Work to complete. Every entry must be duplicated word for word.
---------- Data records
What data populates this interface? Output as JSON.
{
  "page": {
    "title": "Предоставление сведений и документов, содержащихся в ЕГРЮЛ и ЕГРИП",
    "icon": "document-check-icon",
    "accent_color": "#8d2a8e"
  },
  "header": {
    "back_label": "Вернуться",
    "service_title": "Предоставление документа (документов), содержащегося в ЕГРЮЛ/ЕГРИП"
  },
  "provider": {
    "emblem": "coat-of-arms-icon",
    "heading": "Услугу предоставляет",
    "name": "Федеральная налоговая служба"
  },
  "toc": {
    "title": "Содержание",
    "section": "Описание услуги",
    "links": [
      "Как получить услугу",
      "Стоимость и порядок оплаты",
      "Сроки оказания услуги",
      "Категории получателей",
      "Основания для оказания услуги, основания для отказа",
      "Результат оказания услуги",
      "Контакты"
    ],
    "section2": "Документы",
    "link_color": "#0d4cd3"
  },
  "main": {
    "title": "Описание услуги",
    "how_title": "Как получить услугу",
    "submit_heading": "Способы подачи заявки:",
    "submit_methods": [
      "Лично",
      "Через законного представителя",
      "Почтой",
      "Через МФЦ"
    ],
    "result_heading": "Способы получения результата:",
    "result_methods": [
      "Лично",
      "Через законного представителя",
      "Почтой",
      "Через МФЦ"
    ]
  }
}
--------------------
Task output.
What data populates this interface? Output as JSON.
{
  "page": {
    "title": "Предоставление сведений и документов, содержащихся в ЕГРЮЛ и ЕГРИП",
    "icon": "document-check-icon",
    "accent_color": "#8d2a8e"
  },
  "header": {
    "back_label": "Вернуться",
    "service_title": "Предоставление документа (документов), содержащегося в ЕГРЮЛ/ЕГРИП"
  },
  "provider": {
    "emblem": "coat-of-arms-icon",
    "heading": "Услугу предоставляет",
    "name": "Федеральная налоговая служба"
  },
  "toc": {
    "title": "Содержание",
    "section": "Описание услуги",
    "links": [
      "Как получить услугу",
      "Стоимость и порядок оплаты",
      "Сроки оказания услуги",
      "Категории получателей",
      "Основания для оказания услуги, основания для отказа",
      "Результат оказания услуги",
      "Контакты"
    ],
    "section2": "Документы",
    "link_color": "#0d4cd3"
  },
  "main": {
    "title": "Описание услуги",
    "how_title": "Как получить услугу",
    "submit_heading": "Способы подачи заявки:",
    "submit_methods": [
      "Лично",
      "Через законного представителя",
      "Почтой",
      "Через МФЦ"
    ],
    "result_heading": "Способы получения результата:",
    "result_methods": [
      "Лично",
      "Через законного представителя",
      "Почтой",
      "Через МФЦ"
    ]
  }
}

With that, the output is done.